I did not feel I belonged in their house and I did not feel I belonged at university either.

I did not think I was clever enough or from the right background – mostly because my background by then was quite blurry.

Now I own my own house and I have been a teacher for all my working life and I have two degrees and I am as far away from the boy I was growing up as I could ever have imagined – as far away from that wee boy as my father could ever have imagined for me. I am broadly socialist in my thinking and work hard for those who need a leg up in life.

But I cannot be said to be working class in any conventional definition of what that means. Indeed, whenever I think of class I have a crisis of confidence…

the same crisis of confidence I had as a kid living with my uncle and four male cousins and again as a fish out of water at university –

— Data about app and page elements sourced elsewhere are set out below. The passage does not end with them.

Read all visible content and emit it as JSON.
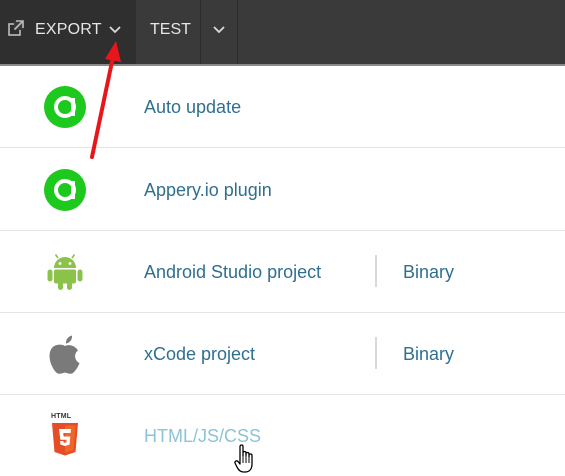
{
  "toolbar": {
    "export_label": "EXPORT",
    "test_label": "TEST"
  },
  "menu": {
    "items": [
      {
        "label": "Auto update",
        "icon": "appery-logo-icon"
      },
      {
        "label": "Appery.io plugin",
        "icon": "appery-logo-icon"
      },
      {
        "label": "Android Studio project",
        "icon": "android-icon",
        "secondary": "Binary"
      },
      {
        "label": "xCode project",
        "icon": "apple-icon",
        "secondary": "Binary"
      },
      {
        "label": "HTML/JS/CSS",
        "icon": "html5-icon",
        "icon_text": "HTML"
      }
    ]
  },
  "colors": {
    "toolbar_bg": "#3a3a3a",
    "export_bg": "#2f2f2f",
    "link": "#2f6f8f",
    "link_hover": "#8cc3d8",
    "appery_green": "#1ec91e",
    "android_green": "#8bc34a",
    "apple_gray": "#7a7a7a",
    "html5_orange": "#e44d26",
    "annotation_arrow": "#e8161b"
  }
}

because I am not sure where it is I belong or even what this class thing really means… does it have any meaning or relevance in today’s society?

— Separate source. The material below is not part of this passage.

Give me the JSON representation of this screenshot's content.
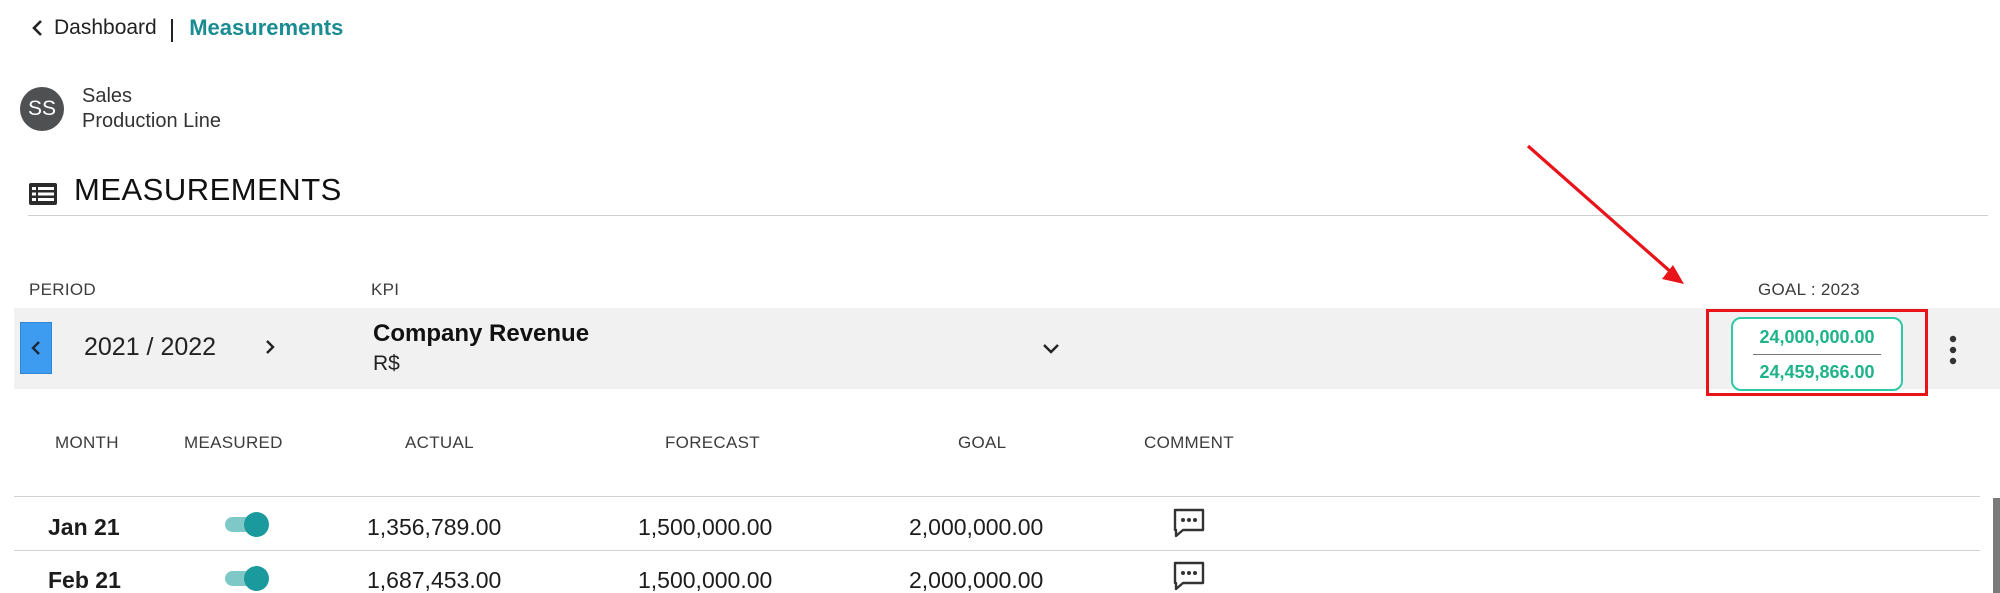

Is it to do with money or education or what school you went to or who your parents were or who you vote for in an election or the sound of your voice or what you eat or drink or manners or cleanliness or life expectancy or culture or what?

Seems to me that nothing is as fixed as it was and everything is in transition.

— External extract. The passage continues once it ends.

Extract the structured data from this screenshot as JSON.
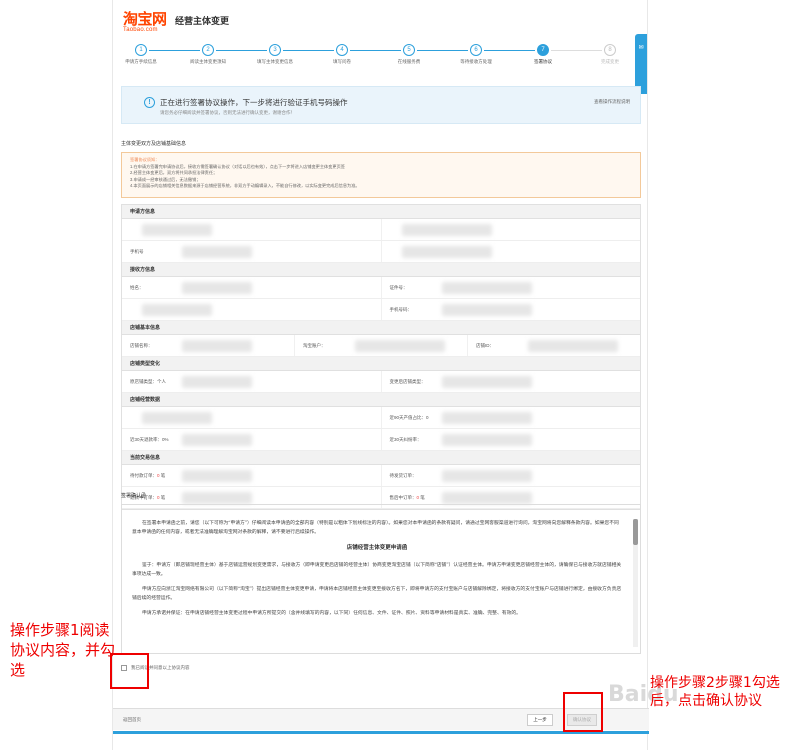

So, you see, I am stuck on that ‘firstly’ of my opening paragraph and not knowing if I am being a fraud to say I come from the working class. It is not a quiet shame that holds me back from taking ownership of the right class; it is a genuine misgiving about whether this division by class is in any way real in our modern multicultural society.

The impact of my origins on my writing: There were no books in my house (except a copy of a biography of Scott of the Antarctic, which my father kept on the top shelf of his wardrobe, a prize he won at school and never shared with me). My parents were not into books and any contact with reading that I had was through school. The quality of that experience will always be dependent on the teachers you have. I had a great Primary school teacher in Miss Keeble and she read lots to us and I fell briefly in love with books: ‘Stig of the Dump’, ‘The Borrowers’, ‘The Family From One End Street’ and ‘The Lion, the Witch and the Wardrobe’ – a wonderful year. Then later at high school when I wasn’t reading again another brilliant teacher said I should read Lawrence’s ‘Sons and Lovers’; I did and that led to me doing a degree in English Literature and Philosophy. Somehow I knew that I wanted to be of the world of literature, even in Miss Keeble’s class, but I always thought that was as a reader… until one day I got a computer and wrote a whole novel in snatched time over six months and there were moments when it was nearly as good as sex; I was thirty-one by this time.

I think I had to get an education in reading before I found I could write, as though I was catching up on what was not part of my background growing up.

I write about people and I hope I write with a universal compassion and maybe that is somehow tied up with not being rooted to one place or one people but being of all people.